2001 OPEN FORUM Abstracts
IMPACT OF A RADIOFREQUENCY MANAGEMENT INFORMATION SYSTEM ON THE PROCESS AND TIMING OF PROVIDINGRESPIRATORY CARE SERVICES.
Lucy Kester, MBA,RRT, FAARC, Doug Orens, RRT, MBA, James K. Stoller, MD, The Cleveland ClinicFoundation, Cleveland, Ohio.
BACKGROUND: Although radiofrequency (RF) systems have proliferated with the intention of simplifying thedelivery of care in many clinical settings, little information is availableregarding the impact of such RF systems on the actual delivery of patient care.Having used a handheld management information system in our Respiratory TherapySection for 15 years, we wished to assess the impact of an RF system versusour existing handheld devise-based system on the delivery of respiratory therapy(RT) services. Presently, the sequence of events in our institution for placingRT orders is as follows: 1. A physician writes an order for an RT treatmentor an RT consult, 2. A unit secretary transfers the order to a computer orderentry system and places a copy of the printed orders in the unit?s RT notebook,3. The order entry system interfaces with the RT Section management informationsystem (CliniVision, Nellcor/ Puritan Bennett, Carlsbad, California) thereby?notifying? RT of the order, 4. Therapists pick up ?new notifies? in the RTSection at the beginning of their shift and at mid-shift. Prior to making assignmentsfor the next shift, all therapists must be paged to report the number of neworders added to the workload as well as orders that have been discontinued.

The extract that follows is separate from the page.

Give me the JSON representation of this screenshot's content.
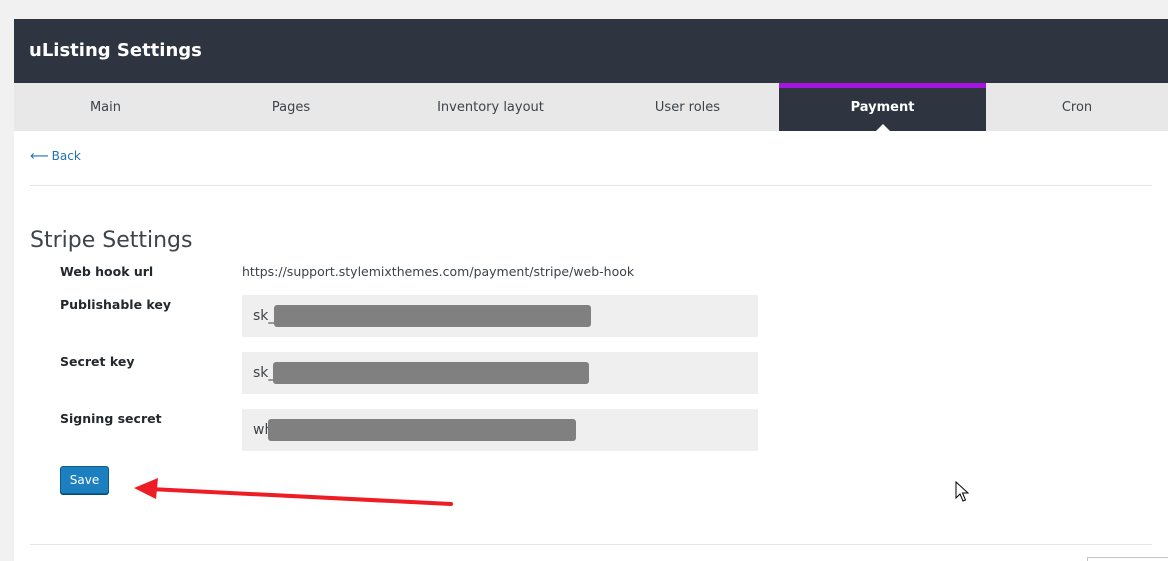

Methods: A single nursingunit dedicated to pulmonary and ENT care was selected for the RF trial. Baseline(pre-RF) data were collected over three separate 1-month intervals (Sept.?97,Feb.?99, Feb.?00) with the main outcome measures being the time between notificationof RT orders and the time treatments were started and RT consults were completed.Activities required for making assignments for the next shift were manuallytimed. Starting 6 weeks after therapists (3 to 4 per shift) were trained touse the RF system, similar data were collected while using the RF system fortwo 1-month intervals (Feb. and Mar. ?01).
Results: Table 1 presentsoutcomes using the handheld (HH) vs. the RF systems.
TABLE1. (time in hours)
|HH System||RF System||P value|
Number of patientswith RT orders
Mean time (±SD) from notify to start of therapy
Number of patientswho waited >8 hrs for therapy
|32 (16.4%)||14 (9.4%)||0.083|
Number of consultevaluations
Mean time (±SD) from notify to consult eval.
|10.0 (± 30)||2.2 (±2.4)||0.003|
Number of patientswho waited >8 hrs for eval.
|26 (18%)||3 (3.7%)||0.013|
Shift Assignments(time in minutes)
|HH System||RF System||D (min)|
Calculating andassigning workloads
Time for handheldupload
Time for down-loadinghandheld computers*
Time for printingreports (*done during printing)
Total timefor shift assignment
Conclusions: Compared witha handheld system, use of a radio frequency system for processing respiratorytherapy orders was associated with several benefits: 1. Reduced interval betweenreceipt of an order for RT and delivery of the treatment, 2. Reduced intervalbetween request for and completion of a RT consult, 3. Reduced proportion ofpatients for whom the interval between the order and a consult evaluation exceeded8 hours, 4. Shortened time for supervisors to make shift assignments. Theseresults invite further assessment of the clinical benefits associated with accelerated delivery of respiratory therapyservices.